## WHAT IS REQUIRED
Repeat every entry word for word, but leave the images out of your copy.

Source data
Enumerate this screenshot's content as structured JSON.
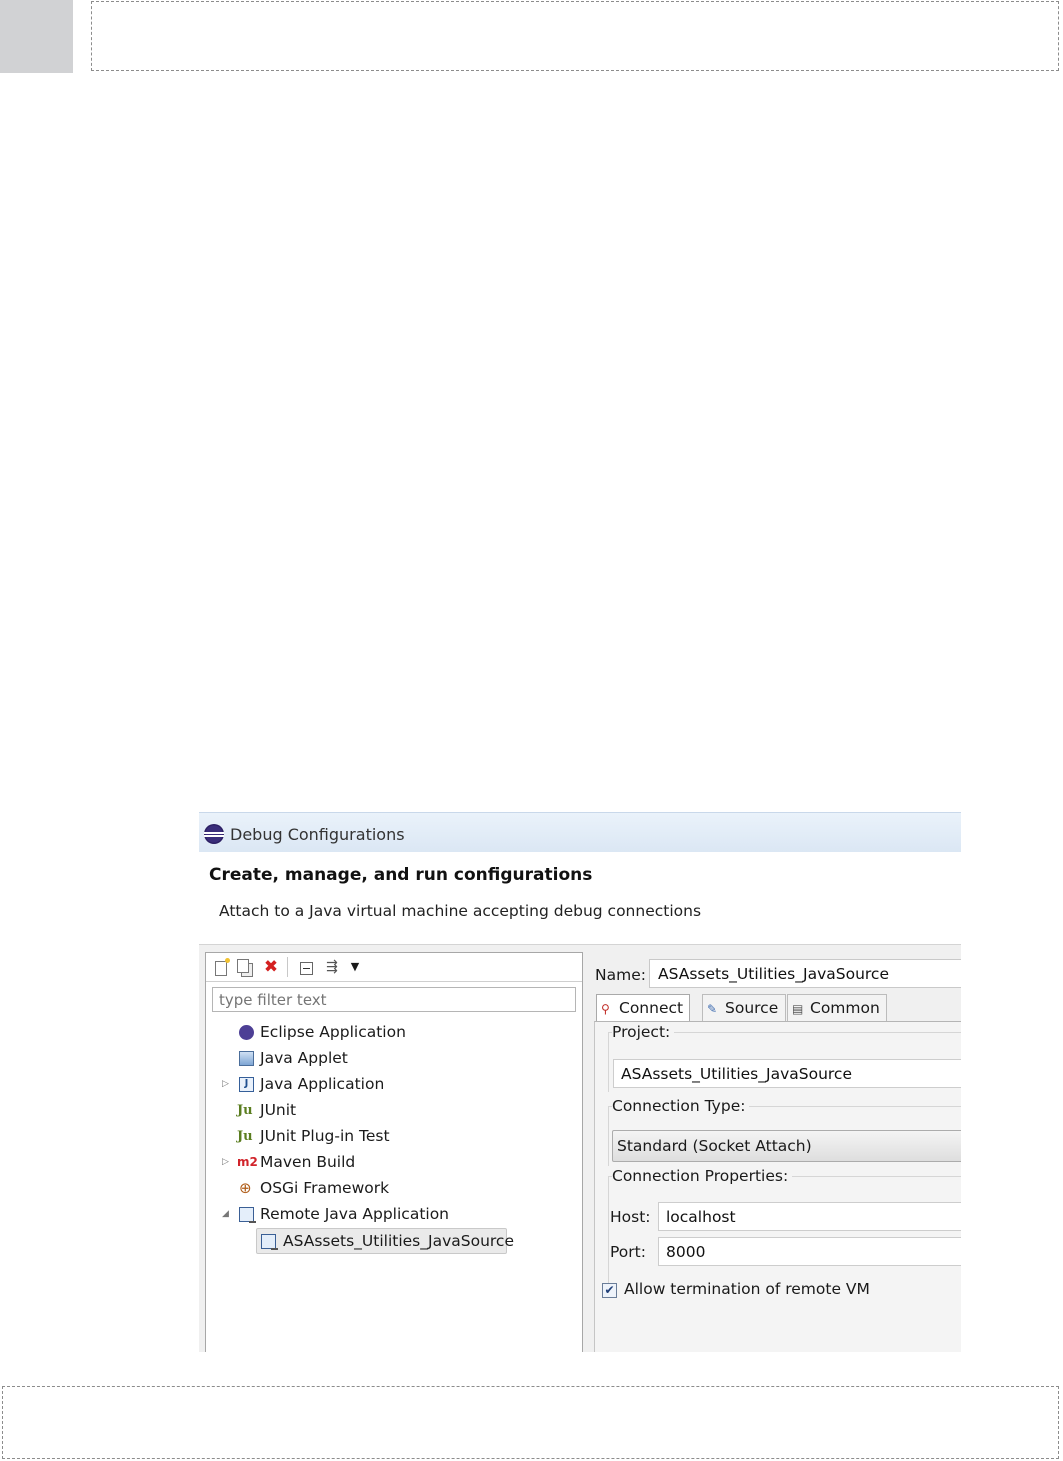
{
  "dialog": {
    "title": "Debug Configurations",
    "header_title": "Create, manage, and run configurations",
    "header_message": "Attach to a Java virtual machine accepting debug connections"
  },
  "left": {
    "filter_placeholder": "type filter text",
    "toolbar_icons": [
      "new-launch-configuration-icon",
      "duplicate-icon",
      "delete-icon",
      "collapse-all-icon",
      "filter-icon",
      "view-menu-dropdown-icon"
    ],
    "tree": [
      {
        "label": "Eclipse Application",
        "icon": "eclipse-icon",
        "expander": ""
      },
      {
        "label": "Java Applet",
        "icon": "java-applet-icon",
        "expander": ""
      },
      {
        "label": "Java Application",
        "icon": "java-application-icon",
        "expander": "▷"
      },
      {
        "label": "JUnit",
        "icon": "junit-icon",
        "expander": ""
      },
      {
        "label": "JUnit Plug-in Test",
        "icon": "junit-plugin-icon",
        "expander": ""
      },
      {
        "label": "Maven Build",
        "icon": "maven-icon",
        "expander": "▷"
      },
      {
        "label": "OSGi Framework",
        "icon": "osgi-icon",
        "expander": ""
      },
      {
        "label": "Remote Java Application",
        "icon": "remote-java-icon",
        "expander": "◢"
      },
      {
        "label": "ASAssets_Utilities_JavaSource",
        "icon": "remote-java-config-icon",
        "expander": ""
      }
    ]
  },
  "right": {
    "name_label": "Name:",
    "name_value": "ASAssets_Utilities_JavaSource",
    "tabs": [
      {
        "label": "Connect",
        "icon": "connect-icon",
        "active": true
      },
      {
        "label": "Source",
        "icon": "source-icon",
        "active": false
      },
      {
        "label": "Common",
        "icon": "common-icon",
        "active": false
      }
    ],
    "project_label": "Project:",
    "project_value": "ASAssets_Utilities_JavaSource",
    "connection_type_label": "Connection Type:",
    "connection_type_value": "Standard (Socket Attach)",
    "connection_properties_label": "Connection Properties:",
    "host_label": "Host:",
    "host_value": "localhost",
    "port_label": "Port:",
    "port_value": "8000",
    "allow_termination_label": "Allow termination of remote VM",
    "allow_termination_checked": true
  }
}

## RESPONSE
Enumerate this screenshot's content as structured JSON.
{
  "dialog": {
    "title": "Debug Configurations",
    "header_title": "Create, manage, and run configurations",
    "header_message": "Attach to a Java virtual machine accepting debug connections"
  },
  "left": {
    "filter_placeholder": "type filter text",
    "toolbar_icons": [
      "new-launch-configuration-icon",
      "duplicate-icon",
      "delete-icon",
      "collapse-all-icon",
      "filter-icon",
      "view-menu-dropdown-icon"
    ],
    "tree": [
      {
        "label": "Eclipse Application",
        "icon": "eclipse-icon",
        "expander": ""
      },
      {
        "label": "Java Applet",
        "icon": "java-applet-icon",
        "expander": ""
      },
      {
        "label": "Java Application",
        "icon": "java-application-icon",
        "expander": "▷"
      },
      {
        "label": "JUnit",
        "icon": "junit-icon",
        "expander": ""
      },
      {
        "label": "JUnit Plug-in Test",
        "icon": "junit-plugin-icon",
        "expander": ""
      },
      {
        "label": "Maven Build",
        "icon": "maven-icon",
        "expander": "▷"
      },
      {
        "label": "OSGi Framework",
        "icon": "osgi-icon",
        "expander": ""
      },
      {
        "label": "Remote Java Application",
        "icon": "remote-java-icon",
        "expander": "◢"
      },
      {
        "label": "ASAssets_Utilities_JavaSource",
        "icon": "remote-java-config-icon",
        "expander": ""
      }
    ]
  },
  "right": {
    "name_label": "Name:",
    "name_value": "ASAssets_Utilities_JavaSource",
    "tabs": [
      {
        "label": "Connect",
        "icon": "connect-icon",
        "active": true
      },
      {
        "label": "Source",
        "icon": "source-icon",
        "active": false
      },
      {
        "label": "Common",
        "icon": "common-icon",
        "active": false
      }
    ],
    "project_label": "Project:",
    "project_value": "ASAssets_Utilities_JavaSource",
    "connection_type_label": "Connection Type:",
    "connection_type_value": "Standard (Socket Attach)",
    "connection_properties_label": "Connection Properties:",
    "host_label": "Host:",
    "host_value": "localhost",
    "port_label": "Port:",
    "port_value": "8000",
    "allow_termination_label": "Allow termination of remote VM",
    "allow_termination_checked": true
  }
}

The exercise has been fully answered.